## YOUR OBJECTIVE
Among the entries below, copy every line that carries the word "YouTube".

## INPUT RECORDS
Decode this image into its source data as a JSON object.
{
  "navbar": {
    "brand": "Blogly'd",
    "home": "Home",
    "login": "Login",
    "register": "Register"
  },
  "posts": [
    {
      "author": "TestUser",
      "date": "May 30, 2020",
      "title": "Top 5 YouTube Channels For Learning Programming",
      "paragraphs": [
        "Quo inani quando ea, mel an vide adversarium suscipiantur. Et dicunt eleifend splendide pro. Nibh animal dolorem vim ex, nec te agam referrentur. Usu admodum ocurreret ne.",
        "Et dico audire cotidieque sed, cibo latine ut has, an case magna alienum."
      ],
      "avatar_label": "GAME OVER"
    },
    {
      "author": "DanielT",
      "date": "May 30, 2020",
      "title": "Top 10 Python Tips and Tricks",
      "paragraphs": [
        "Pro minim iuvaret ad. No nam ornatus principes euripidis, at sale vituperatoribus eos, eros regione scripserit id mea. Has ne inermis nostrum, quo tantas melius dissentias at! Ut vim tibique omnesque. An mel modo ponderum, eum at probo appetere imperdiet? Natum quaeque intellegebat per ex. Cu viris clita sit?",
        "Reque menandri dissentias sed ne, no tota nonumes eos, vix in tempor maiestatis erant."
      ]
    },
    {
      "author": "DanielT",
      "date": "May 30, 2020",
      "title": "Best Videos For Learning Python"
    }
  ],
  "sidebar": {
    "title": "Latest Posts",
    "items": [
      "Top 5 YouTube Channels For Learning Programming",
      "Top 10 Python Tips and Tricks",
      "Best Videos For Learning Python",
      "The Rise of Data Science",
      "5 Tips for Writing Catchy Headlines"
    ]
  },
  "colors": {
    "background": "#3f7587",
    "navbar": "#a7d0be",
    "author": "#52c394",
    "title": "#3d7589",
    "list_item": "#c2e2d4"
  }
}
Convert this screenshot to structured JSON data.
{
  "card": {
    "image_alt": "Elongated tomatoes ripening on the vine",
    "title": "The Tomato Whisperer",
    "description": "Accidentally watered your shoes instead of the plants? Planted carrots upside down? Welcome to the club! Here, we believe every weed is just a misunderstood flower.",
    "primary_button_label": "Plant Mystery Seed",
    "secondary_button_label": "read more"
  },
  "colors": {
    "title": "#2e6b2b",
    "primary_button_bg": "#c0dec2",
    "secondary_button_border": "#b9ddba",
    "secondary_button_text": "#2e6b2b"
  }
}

## SOLVED EXERCISE
      "title": "Top 5 YouTube Channels For Learning Programming",
      "Top 5 YouTube Channels For Learning Programming",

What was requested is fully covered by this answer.